Auditing

During handholding, our team would sometimes hear excuses from managers and caretakers for why certain protocols were not being followed. When the same issues were flagged by the auditors, these individuals would not mention these excuses and promise to rectify the issue.

In addition to handholding, external auditing of facility operations is a useful tool for ensuring the protocols are being followed, providing users a more formal forum for voicing their opinions, and for lending credibility to operations. Especially when facilities are linked to the government and being provided funding, some type of auditing mechanism is necessary.

Audits were conducted by Help desk officers who were employed by the project but based within the municipal corporations. The Sammaanofficers conducted three audits in month: two audits of the facilitystatus, and one audit of the finances. These audit reports weresubmitted to the municipalities and to the community managers. Audit reports highlighted positive aspects, aspects needing immediate rectification, and issues needing assistance of the municipality.Typically, each audited took 45 minutes to 1 hour to complete.

  • Facility Audits:

These were conducted twice a month to assess whether the basic amenities are clean and in proper working condition. The auditor visits the community toilet to assess the following as well as interact with the users to collect their feedback.

Amenities
Condition of amenities Roof, doors, windows, walls, toilet fixtures, plumbing fixtures, electrical fixtures, signage
Cleanliness Cleanliness of amenities, smell from toilet stalls
Services Running water, electricity
Management
Attendance and uniform of caretaker & attendant
Documentation
Availability of stock and resolution register, cleaning supplies
  • Financial Audits:

These were conducted once a month to ensure that the financial records accurately represent the transactions at the community toilet. The auditor, during his/her visit to the community toilet, interacts with the caretaker and treasurer of the toilet to assess the following:

Documentation
User fee User fee collection and regular deposit of fee in bank account
Maintenance of books Regular update of bank passbook, cash book, payment voucher, stock register, resolution register
Payment
Salaries Regular payment of caretaker and attendants’ salaries
Gap funding Regular payment of coupon related discount & gap funding

The findings of the audits would vary from site to site, with some sites struggling more to ensure proper cleaning, while other siteshad more issues with the documentation aspect of operations.

Major challenges faced by the auditors while conducting audits:

Unwillingness of managers to come and give time for the audit

Internal conflicts between managers and caretakers

Lack of attention paid by managers and caretakers to documentation

Skills required to conduct an audit:

Audit officers have to be able to deal politely with communitymembers, while also enforcing the rules and staying objective.Some core competencies include:

Good communication skills

Patience

Clear understanding of accounting

Good observation power

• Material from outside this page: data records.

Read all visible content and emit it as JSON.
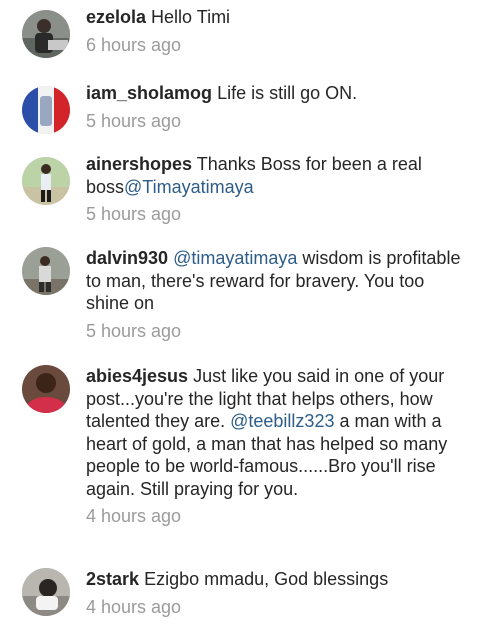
{
  "comments": [
    {
      "username": "ezelola",
      "text": "Hello Timi",
      "time": "6 hours ago"
    },
    {
      "username": "iam_sholamog",
      "text": "Life is still go ON.",
      "time": "5 hours ago"
    },
    {
      "username": "ainershopes",
      "text": "Thanks Boss for been a real boss",
      "mention": "@Timayatimaya",
      "time": "5 hours ago"
    },
    {
      "username": "dalvin930",
      "mention": "@timayatimaya",
      "text": "wisdom is profitable to man, there's reward for bravery. You too shine on",
      "time": "5 hours ago"
    },
    {
      "username": "abies4jesus",
      "text": "Just like you said in one of your post...you're the light that helps others, how talented they are.",
      "mention": "@teebillz323",
      "text2": "a man with a heart of gold, a man that has helped so many people to be world-famous......Bro you'll rise again. Still praying for you.",
      "time": "4 hours ago"
    },
    {
      "username": "2stark",
      "text": "Ezigbo mmadu, God blessings",
      "time": "4 hours ago"
    }
  ]
}
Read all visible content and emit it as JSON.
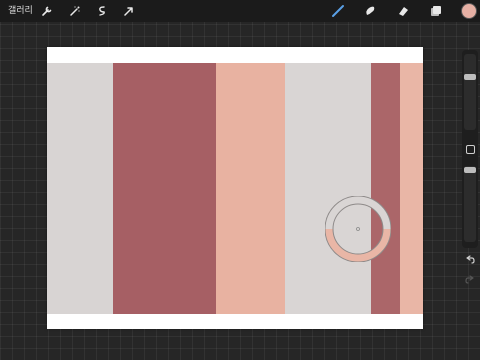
{
  "toolbar": {
    "gallery_label": "갤러리",
    "left_tools": [
      "wrench-icon",
      "magic-wand-icon",
      "selection-icon",
      "transform-arrow-icon"
    ],
    "right_tools": [
      "brush-icon",
      "smudge-icon",
      "eraser-icon",
      "layers-icon"
    ],
    "current_color": "#e6b0a4"
  },
  "artwork": {
    "stripes": [
      {
        "name": "stripe-light-grey-1",
        "color": "#d8d4d3"
      },
      {
        "name": "stripe-dusty-rose-1",
        "color": "#a65f64"
      },
      {
        "name": "stripe-peach-1",
        "color": "#e8b2a1"
      },
      {
        "name": "stripe-light-grey-2",
        "color": "#d9d5d4"
      },
      {
        "name": "stripe-dusty-rose-2",
        "color": "#ab6669"
      },
      {
        "name": "stripe-peach-2",
        "color": "#e9b6a6"
      }
    ]
  },
  "eyedropper": {
    "sampled_color": "#e9b6a6",
    "previous_color": "#d9d5d4"
  },
  "sidebar": {
    "brush_size_level": 0.72,
    "opacity_level": 0.98
  }
}
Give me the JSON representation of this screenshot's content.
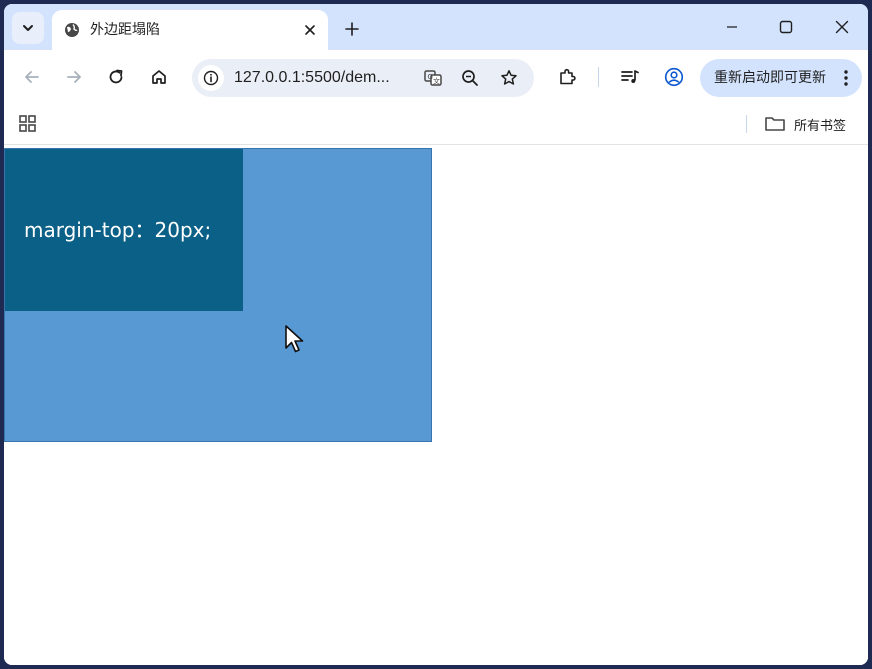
{
  "tab": {
    "title": "外边距塌陷",
    "favicon": "globe-icon"
  },
  "toolbar": {
    "url": "127.0.0.1:5500/dem...",
    "update_label": "重新启动即可更新"
  },
  "bookmarks": {
    "folder_label": "所有书签"
  },
  "page": {
    "son_text": "margin-top：20px;"
  },
  "colors": {
    "tabstrip": "#d3e3fd",
    "father_box": "#5898d3",
    "son_box": "#0a6086",
    "accent_icon": "#0b57d0"
  }
}
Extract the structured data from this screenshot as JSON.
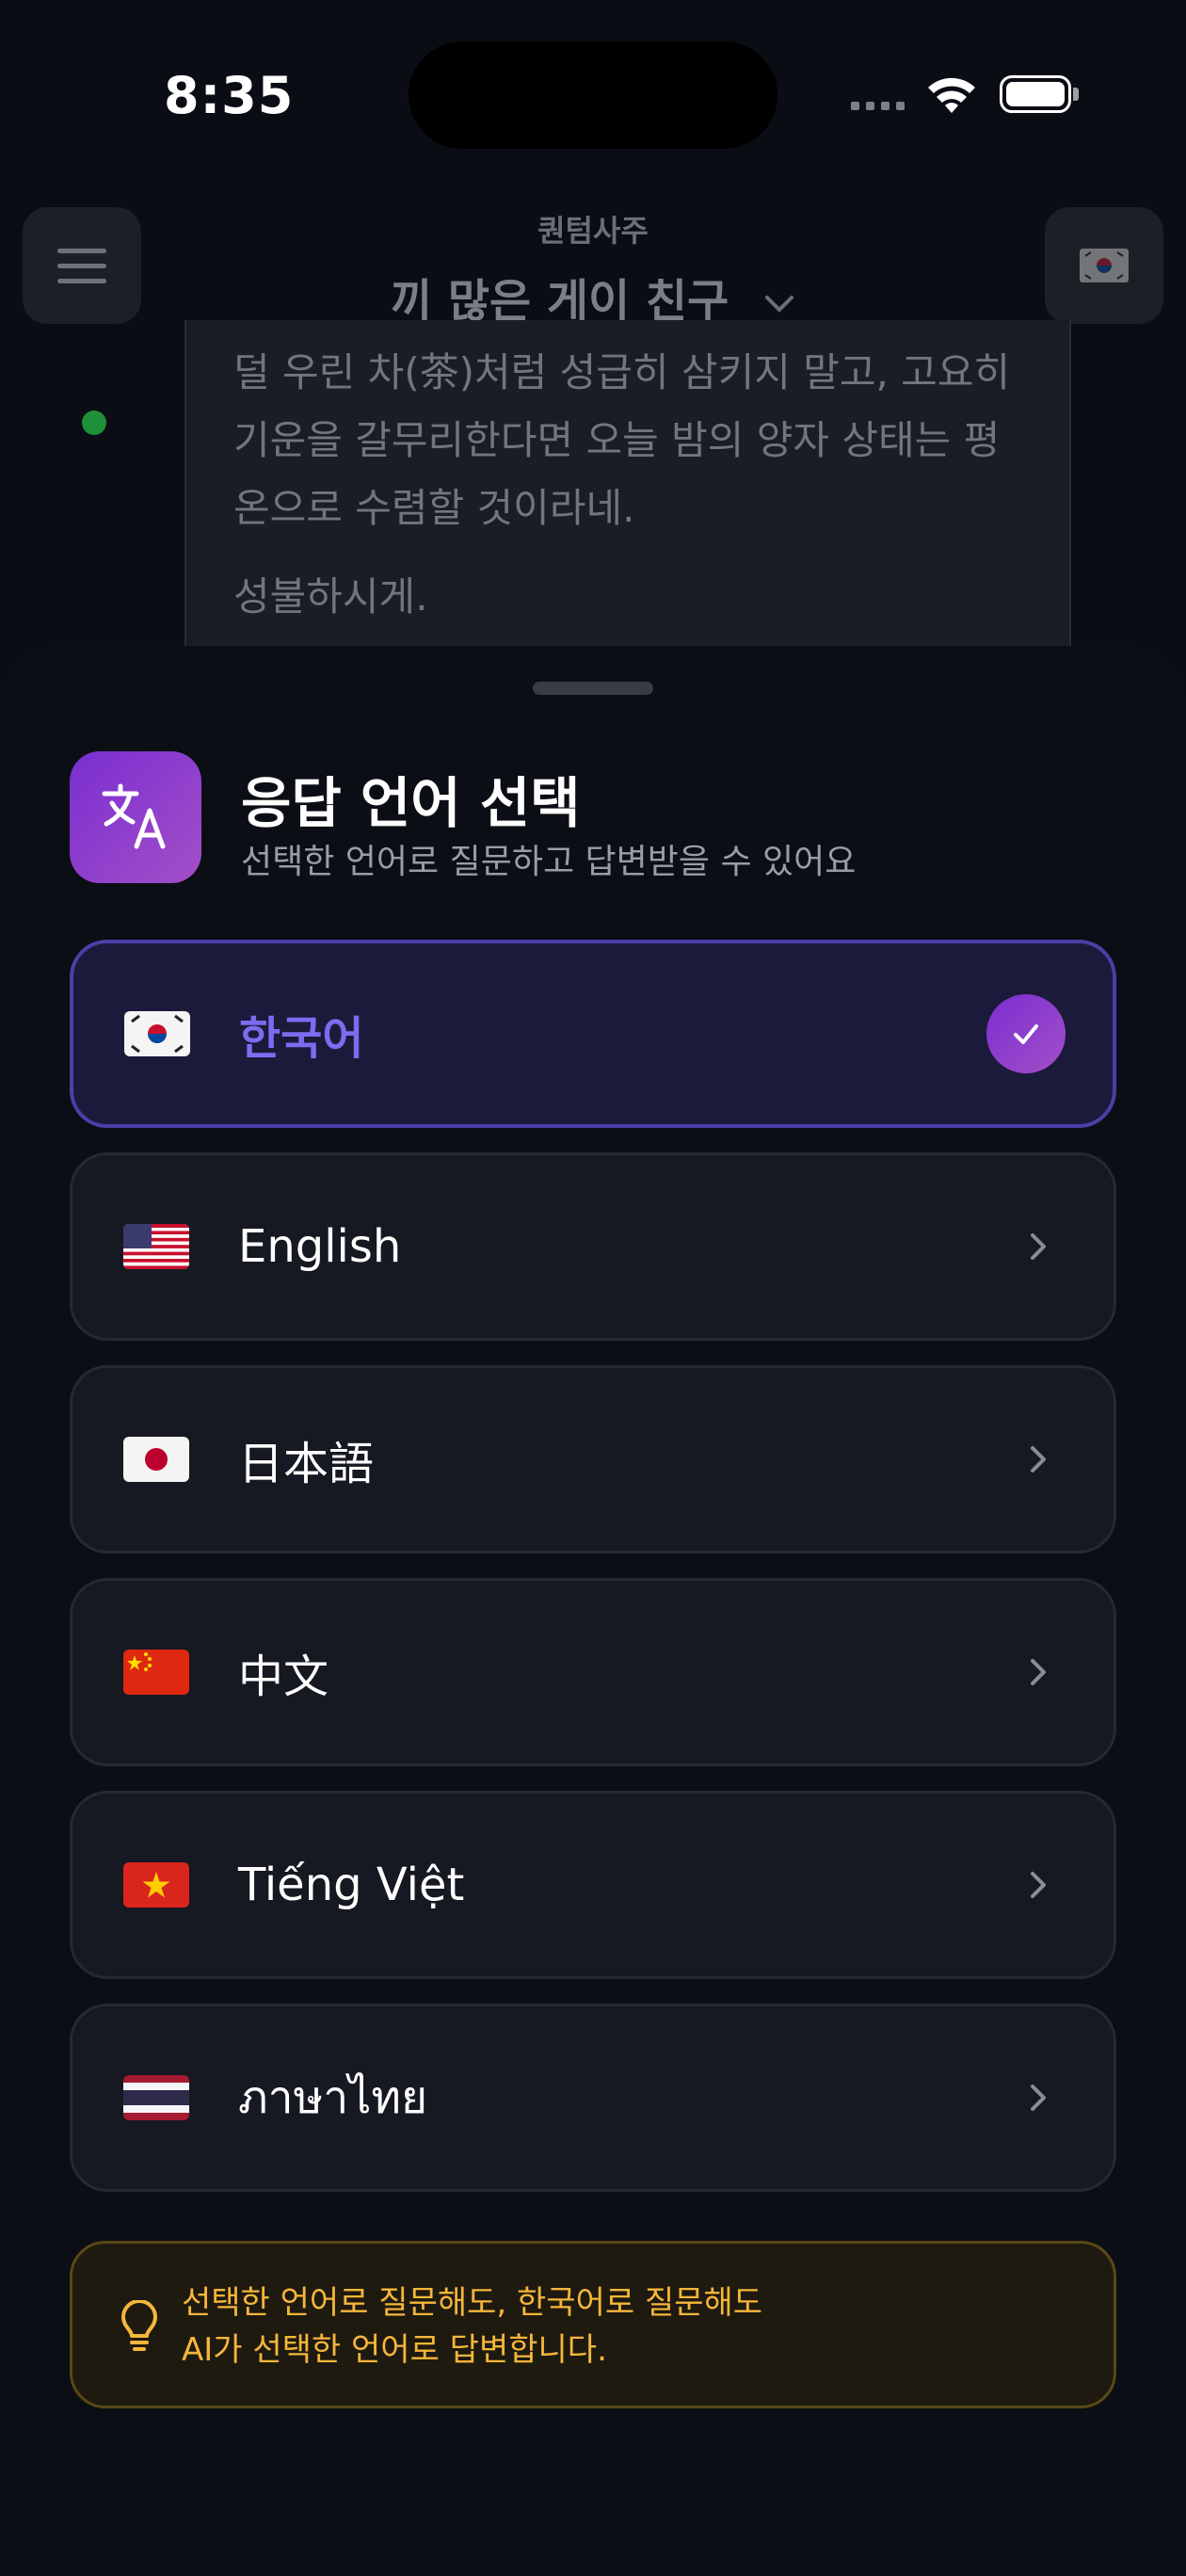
{
  "status_bar": {
    "time": "8:35"
  },
  "header": {
    "subtitle": "퀀텀사주",
    "title": "끼 많은 게이 친구"
  },
  "background_message": {
    "paragraph": "덜 우린 차(茶)처럼 성급히 삼키지 말고, 고요히 기운을 갈무리한다면 오늘 밤의 양자 상태는 평온으로 수렴할 것이라네.",
    "closing": "성불하시게."
  },
  "sheet": {
    "title": "응답 언어 선택",
    "subtitle": "선택한 언어로 질문하고 답변받을 수 있어요",
    "languages": [
      {
        "label": "한국어",
        "flag": "kr",
        "selected": true
      },
      {
        "label": "English",
        "flag": "us",
        "selected": false
      },
      {
        "label": "日本語",
        "flag": "jp",
        "selected": false
      },
      {
        "label": "中文",
        "flag": "cn",
        "selected": false
      },
      {
        "label": "Tiếng Việt",
        "flag": "vn",
        "selected": false
      },
      {
        "label": "ภาษาไทย",
        "flag": "th",
        "selected": false
      }
    ],
    "tip_line1": "선택한 언어로 질문해도, 한국어로 질문해도",
    "tip_line2": "AI가 선택한 언어로 답변합니다."
  },
  "colors": {
    "background": "#0b0d14",
    "accent_purple": "#7b6cf0",
    "selected_border": "#4b3fa8",
    "tip_text": "#f5b63a",
    "online": "#1f8f3a"
  },
  "icons": [
    "menu-icon",
    "korea-flag-icon",
    "chevron-down-icon",
    "translate-icon",
    "check-icon",
    "chevron-right-icon",
    "lightbulb-icon",
    "wifi-icon",
    "battery-icon"
  ]
}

Even if you lack the resource to conduct audits as frequently or deeply as the Sammaan method, even a lighter version of auditing is useful to include in your monitoring strategy.


  • Resources

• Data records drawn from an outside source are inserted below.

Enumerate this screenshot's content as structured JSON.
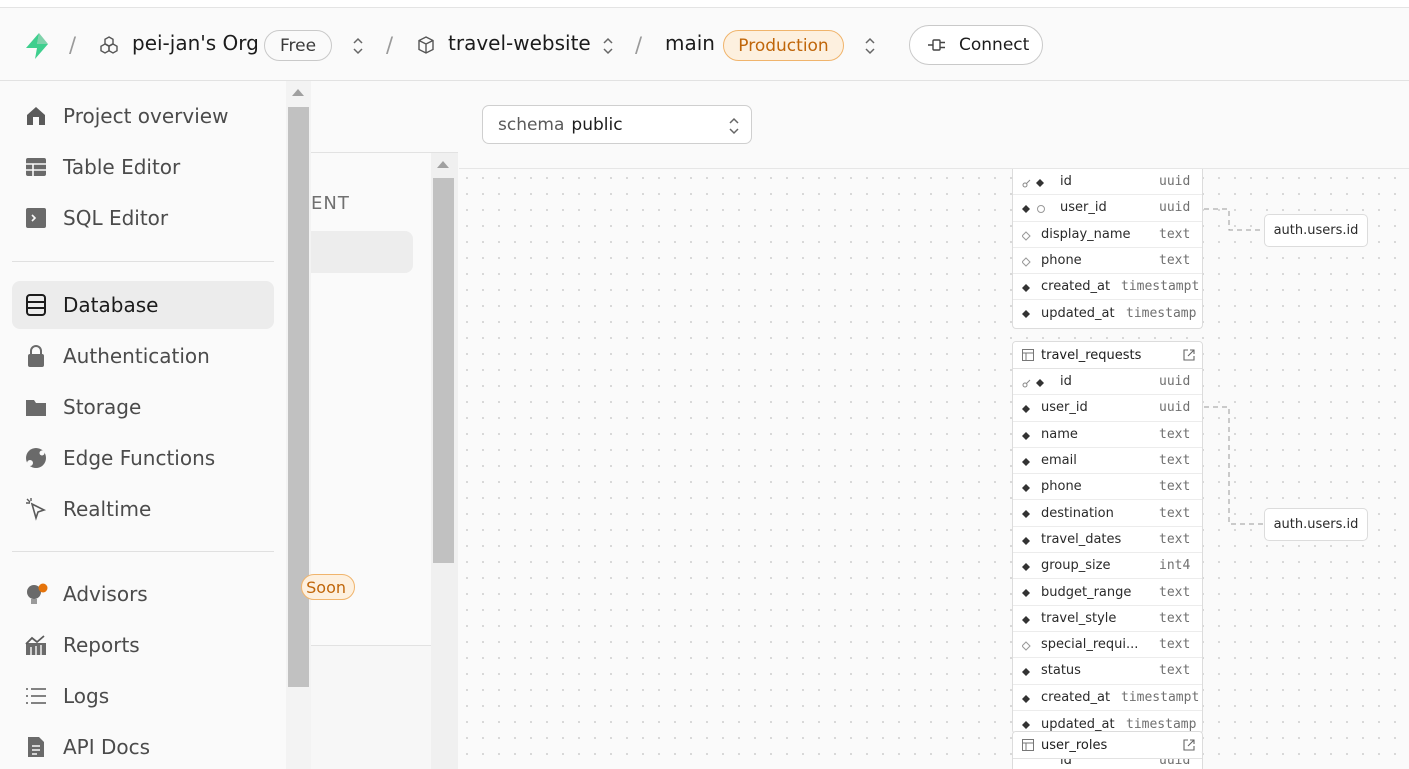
{
  "topbar": {
    "org_name": "pei-jan's Org",
    "plan_badge": "Free",
    "project_name": "travel-website",
    "branch_name": "main",
    "env_badge": "Production",
    "connect_label": "Connect"
  },
  "nav": {
    "items": [
      {
        "label": "Project overview",
        "icon": "home-icon"
      },
      {
        "label": "Table Editor",
        "icon": "table-icon"
      },
      {
        "label": "SQL Editor",
        "icon": "terminal-icon"
      },
      {
        "label": "Database",
        "icon": "database-icon",
        "active": true
      },
      {
        "label": "Authentication",
        "icon": "lock-icon"
      },
      {
        "label": "Storage",
        "icon": "folder-icon"
      },
      {
        "label": "Edge Functions",
        "icon": "globe-icon"
      },
      {
        "label": "Realtime",
        "icon": "cursor-icon"
      },
      {
        "label": "Advisors",
        "icon": "lightbulb-icon"
      },
      {
        "label": "Reports",
        "icon": "chart-icon"
      },
      {
        "label": "Logs",
        "icon": "list-icon"
      },
      {
        "label": "API Docs",
        "icon": "document-icon"
      }
    ]
  },
  "midpanel": {
    "heading_fragment": "ENT",
    "soon_fragment": "Soon"
  },
  "schema": {
    "key": "schema",
    "value": "public"
  },
  "tables": {
    "profiles_partial": {
      "columns": [
        {
          "name": "id",
          "type": "uuid"
        },
        {
          "name": "user_id",
          "type": "uuid"
        },
        {
          "name": "display_name",
          "type": "text"
        },
        {
          "name": "phone",
          "type": "text"
        },
        {
          "name": "created_at",
          "type": "timestampt"
        },
        {
          "name": "updated_at",
          "type": "timestamp"
        }
      ]
    },
    "travel_requests": {
      "name": "travel_requests",
      "columns": [
        {
          "name": "id",
          "type": "uuid"
        },
        {
          "name": "user_id",
          "type": "uuid"
        },
        {
          "name": "name",
          "type": "text"
        },
        {
          "name": "email",
          "type": "text"
        },
        {
          "name": "phone",
          "type": "text"
        },
        {
          "name": "destination",
          "type": "text"
        },
        {
          "name": "travel_dates",
          "type": "text"
        },
        {
          "name": "group_size",
          "type": "int4"
        },
        {
          "name": "budget_range",
          "type": "text"
        },
        {
          "name": "travel_style",
          "type": "text"
        },
        {
          "name": "special_requi...",
          "type": "text"
        },
        {
          "name": "status",
          "type": "text"
        },
        {
          "name": "created_at",
          "type": "timestampt"
        },
        {
          "name": "updated_at",
          "type": "timestamp"
        }
      ]
    },
    "user_roles": {
      "name": "user_roles",
      "columns": [
        {
          "name": "id",
          "type": "uuid"
        }
      ]
    }
  },
  "refs": {
    "ref1": "auth.users.id",
    "ref2": "auth.users.id"
  },
  "colors": {
    "accent_green": "#3ecf8e",
    "production_orange": "#c0660a",
    "advisor_dot": "#e5730a"
  }
}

Check out our resources to see more details about the facility designs, including architectural designs for each typology, and tosee more detailed feedback from our stakeholders. We’ve also included suggested design modifications based on our experience.

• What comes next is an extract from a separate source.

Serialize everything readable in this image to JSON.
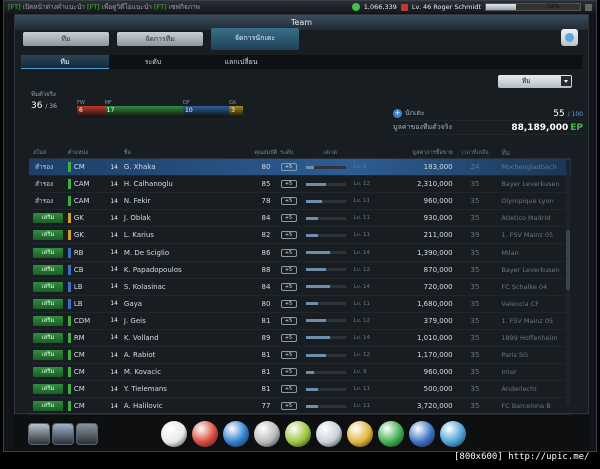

How to conduct an audit and sample format

Common findings from audits of Sammaan facilities

Tips for identifying an audit officer